• [Exercise]: Locate every line in the records below that contains the word "عبور", and copy each one.

Supplied entries Start Marker

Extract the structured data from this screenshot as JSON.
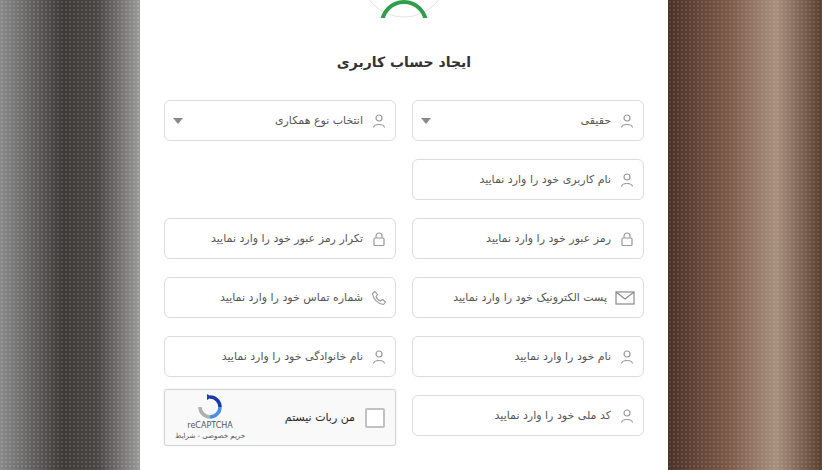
{
  "title": "ایجاد حساب کاربری",
  "rows": [
    [
      {
        "kind": "select",
        "text": "حقیقی"
      },
      {
        "kind": "select",
        "text": "انتخاب نوع همکاری"
      }
    ],
    [
      {
        "kind": "text",
        "text": "نام کاربری خود را وارد نمایید"
      }
    ],
    [
      {
        "kind": "password",
        "text": "رمز عبور خود را وارد نمایید"
      },
      {
        "kind": "password",
        "text": "تکرار رمز عبور خود را وارد نمایید"
      }
    ],
    [
      {
        "kind": "email",
        "text": "پست الکترونیک خود را وارد نمایید"
      },
      {
        "kind": "phone",
        "text": "شماره تماس خود را وارد نمایید"
      }
    ],
    [
      {
        "kind": "text",
        "text": "نام خود را وارد نمایید"
      },
      {
        "kind": "text",
        "text": "نام خانوادگی خود را وارد نمایید"
      }
    ],
    [
      {
        "kind": "text",
        "text": "کد ملی خود را وارد نمایید"
      },
      {
        "kind": "captcha",
        "label": "من ربات نیستم",
        "checked": false,
        "brand": "reCAPTCHA",
        "links": "حریم خصوصی - شرایط"
      }
    ]
  ]
}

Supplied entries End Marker

• [Your response]:
        "text": "رمز عبور خود را وارد نمایید"
        "text": "تکرار رمز عبور خود را وارد نمایید"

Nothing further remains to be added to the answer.